App and web page records:

----

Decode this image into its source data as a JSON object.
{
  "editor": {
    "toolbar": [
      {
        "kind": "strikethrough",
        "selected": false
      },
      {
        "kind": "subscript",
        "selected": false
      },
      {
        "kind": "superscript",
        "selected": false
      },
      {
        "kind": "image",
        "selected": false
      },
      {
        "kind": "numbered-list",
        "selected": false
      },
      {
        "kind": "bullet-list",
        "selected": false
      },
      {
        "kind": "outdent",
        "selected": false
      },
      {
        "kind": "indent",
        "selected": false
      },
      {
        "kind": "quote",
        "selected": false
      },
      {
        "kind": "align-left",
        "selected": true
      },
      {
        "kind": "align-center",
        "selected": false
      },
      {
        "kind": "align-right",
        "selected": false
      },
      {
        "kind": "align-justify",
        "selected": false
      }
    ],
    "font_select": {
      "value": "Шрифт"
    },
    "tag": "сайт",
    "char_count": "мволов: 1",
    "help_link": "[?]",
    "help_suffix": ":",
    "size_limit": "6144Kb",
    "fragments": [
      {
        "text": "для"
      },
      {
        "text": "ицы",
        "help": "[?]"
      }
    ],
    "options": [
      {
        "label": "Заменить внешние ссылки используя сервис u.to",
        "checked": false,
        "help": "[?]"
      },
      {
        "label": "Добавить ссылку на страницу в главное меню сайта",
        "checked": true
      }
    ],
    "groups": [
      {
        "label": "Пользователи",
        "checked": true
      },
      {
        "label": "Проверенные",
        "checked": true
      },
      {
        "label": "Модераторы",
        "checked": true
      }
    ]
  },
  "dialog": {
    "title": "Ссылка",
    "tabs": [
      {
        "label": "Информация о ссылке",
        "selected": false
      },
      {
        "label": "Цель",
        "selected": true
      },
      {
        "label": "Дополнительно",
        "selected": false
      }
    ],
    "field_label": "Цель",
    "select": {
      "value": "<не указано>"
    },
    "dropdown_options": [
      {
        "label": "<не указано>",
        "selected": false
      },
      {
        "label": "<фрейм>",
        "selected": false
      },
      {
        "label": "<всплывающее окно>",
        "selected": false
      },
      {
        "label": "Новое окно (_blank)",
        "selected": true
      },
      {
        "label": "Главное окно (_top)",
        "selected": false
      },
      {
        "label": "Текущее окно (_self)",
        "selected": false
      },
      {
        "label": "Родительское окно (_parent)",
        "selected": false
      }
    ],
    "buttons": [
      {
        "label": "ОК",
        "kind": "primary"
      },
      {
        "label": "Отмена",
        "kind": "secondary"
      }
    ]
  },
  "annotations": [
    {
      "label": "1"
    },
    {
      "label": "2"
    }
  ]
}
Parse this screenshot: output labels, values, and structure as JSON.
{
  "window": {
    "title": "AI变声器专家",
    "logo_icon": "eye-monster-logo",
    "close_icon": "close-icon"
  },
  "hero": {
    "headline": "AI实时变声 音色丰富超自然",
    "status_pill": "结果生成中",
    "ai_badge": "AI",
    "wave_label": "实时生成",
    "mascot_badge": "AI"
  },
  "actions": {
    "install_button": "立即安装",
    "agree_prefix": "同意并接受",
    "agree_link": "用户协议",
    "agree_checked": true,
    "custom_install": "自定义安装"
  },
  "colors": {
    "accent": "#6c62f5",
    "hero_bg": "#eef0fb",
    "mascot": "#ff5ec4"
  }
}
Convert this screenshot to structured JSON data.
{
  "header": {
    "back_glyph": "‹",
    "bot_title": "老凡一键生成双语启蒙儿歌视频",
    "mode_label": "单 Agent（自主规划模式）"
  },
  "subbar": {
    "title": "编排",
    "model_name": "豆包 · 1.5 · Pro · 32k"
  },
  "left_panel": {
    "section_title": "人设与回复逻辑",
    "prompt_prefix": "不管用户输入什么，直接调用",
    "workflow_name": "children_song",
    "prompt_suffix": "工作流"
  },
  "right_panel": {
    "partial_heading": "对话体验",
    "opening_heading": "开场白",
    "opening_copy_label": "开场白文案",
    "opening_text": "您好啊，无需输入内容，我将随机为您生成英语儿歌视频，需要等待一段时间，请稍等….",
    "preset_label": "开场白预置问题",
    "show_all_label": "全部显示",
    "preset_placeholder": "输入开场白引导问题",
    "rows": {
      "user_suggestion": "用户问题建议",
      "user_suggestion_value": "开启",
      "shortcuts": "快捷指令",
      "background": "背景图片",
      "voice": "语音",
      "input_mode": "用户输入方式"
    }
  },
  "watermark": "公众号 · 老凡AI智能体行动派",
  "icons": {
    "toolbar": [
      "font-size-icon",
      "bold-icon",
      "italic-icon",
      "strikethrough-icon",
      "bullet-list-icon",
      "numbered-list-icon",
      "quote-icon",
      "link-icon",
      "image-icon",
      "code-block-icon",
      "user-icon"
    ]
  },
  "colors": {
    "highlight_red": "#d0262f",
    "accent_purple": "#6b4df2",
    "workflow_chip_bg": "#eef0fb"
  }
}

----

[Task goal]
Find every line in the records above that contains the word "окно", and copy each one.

[Written answer]
        "label": "<всплывающее окно>",
        "label": "Новое окно (_blank)",
        "label": "Главное окно (_top)",
        "label": "Текущее окно (_self)",
        "label": "Родительское окно (_parent)",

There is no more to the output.